*** Task inputs Section Begins ***

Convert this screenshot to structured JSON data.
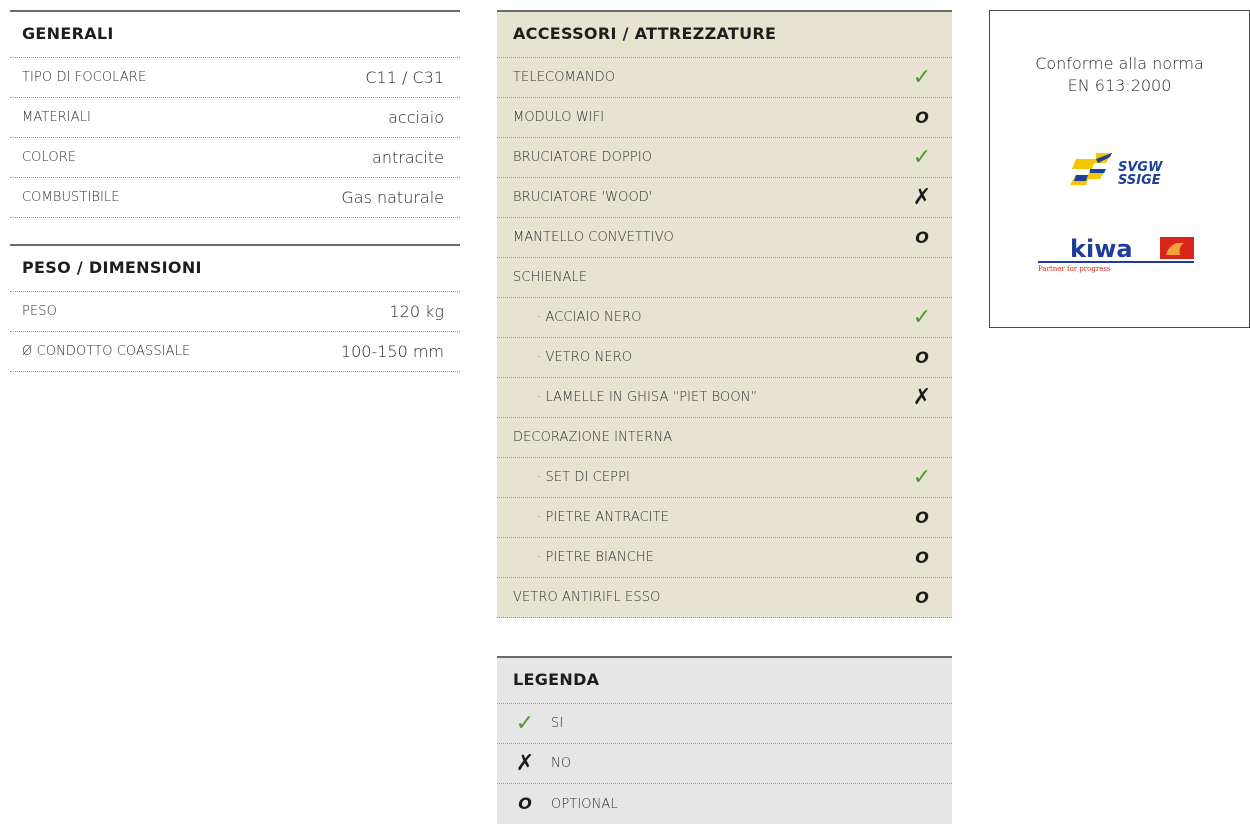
{
  "generali": {
    "title": "GENERALI",
    "rows": [
      {
        "label": "TIPO DI FOCOLARE",
        "value": "C11 / C31"
      },
      {
        "label": "MATERIALI",
        "value": "acciaio"
      },
      {
        "label": "COLORE",
        "value": "antracite"
      },
      {
        "label": "COMBUSTIBILE",
        "value": "Gas naturale"
      }
    ]
  },
  "peso": {
    "title": "PESO / DIMENSIONI",
    "rows": [
      {
        "label": "PESO",
        "value": "120 kg"
      },
      {
        "label": "Ø CONDOTTO COASSIALE",
        "value": "100-150 mm"
      }
    ]
  },
  "accessori": {
    "title": "ACCESSORI / ATTREZZATURE",
    "rows": [
      {
        "label": "TELECOMANDO",
        "mark": "✓"
      },
      {
        "label": "MODULO WIFI",
        "mark": "O"
      },
      {
        "label": "BRUCIATORE DOPPIO",
        "mark": "✓"
      },
      {
        "label": "BRUCIATORE 'WOOD'",
        "mark": "✗"
      },
      {
        "label": "MANTELLO CONVETTIVO",
        "mark": "O"
      },
      {
        "label": "SCHIENALE",
        "mark": ""
      },
      {
        "label": "· ACCIAIO NERO",
        "mark": "✓"
      },
      {
        "label": "· VETRO NERO",
        "mark": "O"
      },
      {
        "label": "· LAMELLE IN GHISA “PIET BOON”",
        "mark": "✗"
      },
      {
        "label": "DECORAZIONE INTERNA",
        "mark": ""
      },
      {
        "label": "· SET DI CEPPI",
        "mark": "✓"
      },
      {
        "label": "· PIETRE ANTRACITE",
        "mark": "O"
      },
      {
        "label": "· PIETRE BIANCHE",
        "mark": "O"
      },
      {
        "label": "VETRO ANTIRIFL ESSO",
        "mark": "O"
      }
    ]
  },
  "legenda": {
    "title": "LEGENDA",
    "rows": [
      {
        "mark": "✓",
        "label": "SI"
      },
      {
        "mark": "✗",
        "label": "NO"
      },
      {
        "mark": "O",
        "label": "OPTIONAL"
      }
    ]
  },
  "cert": {
    "line1": "Conforme alla norma",
    "line2": "EN 613:2000",
    "svgw_logo_text": "SVGW SSIGE",
    "kiwa_logo_text": "kiwa",
    "kiwa_tagline": "Partner for progress"
  },
  "colors": {
    "accent_green": "#4f9a2f",
    "accessori_bg": "#e6e3d1",
    "legenda_bg": "#e6e6e6",
    "svgw_yellow": "#f2c600",
    "svgw_blue": "#1d3f9a",
    "kiwa_red": "#d8261c"
  }
}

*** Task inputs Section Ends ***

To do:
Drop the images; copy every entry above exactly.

Reply to the exercise:
Convert this screenshot to structured JSON data.
{
  "generali": {
    "title": "GENERALI",
    "rows": [
      {
        "label": "TIPO DI FOCOLARE",
        "value": "C11 / C31"
      },
      {
        "label": "MATERIALI",
        "value": "acciaio"
      },
      {
        "label": "COLORE",
        "value": "antracite"
      },
      {
        "label": "COMBUSTIBILE",
        "value": "Gas naturale"
      }
    ]
  },
  "peso": {
    "title": "PESO / DIMENSIONI",
    "rows": [
      {
        "label": "PESO",
        "value": "120 kg"
      },
      {
        "label": "Ø CONDOTTO COASSIALE",
        "value": "100-150 mm"
      }
    ]
  },
  "accessori": {
    "title": "ACCESSORI / ATTREZZATURE",
    "rows": [
      {
        "label": "TELECOMANDO",
        "mark": "✓"
      },
      {
        "label": "MODULO WIFI",
        "mark": "O"
      },
      {
        "label": "BRUCIATORE DOPPIO",
        "mark": "✓"
      },
      {
        "label": "BRUCIATORE 'WOOD'",
        "mark": "✗"
      },
      {
        "label": "MANTELLO CONVETTIVO",
        "mark": "O"
      },
      {
        "label": "SCHIENALE",
        "mark": ""
      },
      {
        "label": "· ACCIAIO NERO",
        "mark": "✓"
      },
      {
        "label": "· VETRO NERO",
        "mark": "O"
      },
      {
        "label": "· LAMELLE IN GHISA “PIET BOON”",
        "mark": "✗"
      },
      {
        "label": "DECORAZIONE INTERNA",
        "mark": ""
      },
      {
        "label": "· SET DI CEPPI",
        "mark": "✓"
      },
      {
        "label": "· PIETRE ANTRACITE",
        "mark": "O"
      },
      {
        "label": "· PIETRE BIANCHE",
        "mark": "O"
      },
      {
        "label": "VETRO ANTIRIFL ESSO",
        "mark": "O"
      }
    ]
  },
  "legenda": {
    "title": "LEGENDA",
    "rows": [
      {
        "mark": "✓",
        "label": "SI"
      },
      {
        "mark": "✗",
        "label": "NO"
      },
      {
        "mark": "O",
        "label": "OPTIONAL"
      }
    ]
  },
  "cert": {
    "line1": "Conforme alla norma",
    "line2": "EN 613:2000",
    "svgw_logo_text": "SVGW SSIGE",
    "kiwa_logo_text": "kiwa",
    "kiwa_tagline": "Partner for progress"
  },
  "colors": {
    "accent_green": "#4f9a2f",
    "accessori_bg": "#e6e3d1",
    "legenda_bg": "#e6e6e6",
    "svgw_yellow": "#f2c600",
    "svgw_blue": "#1d3f9a",
    "kiwa_red": "#d8261c"
  }
}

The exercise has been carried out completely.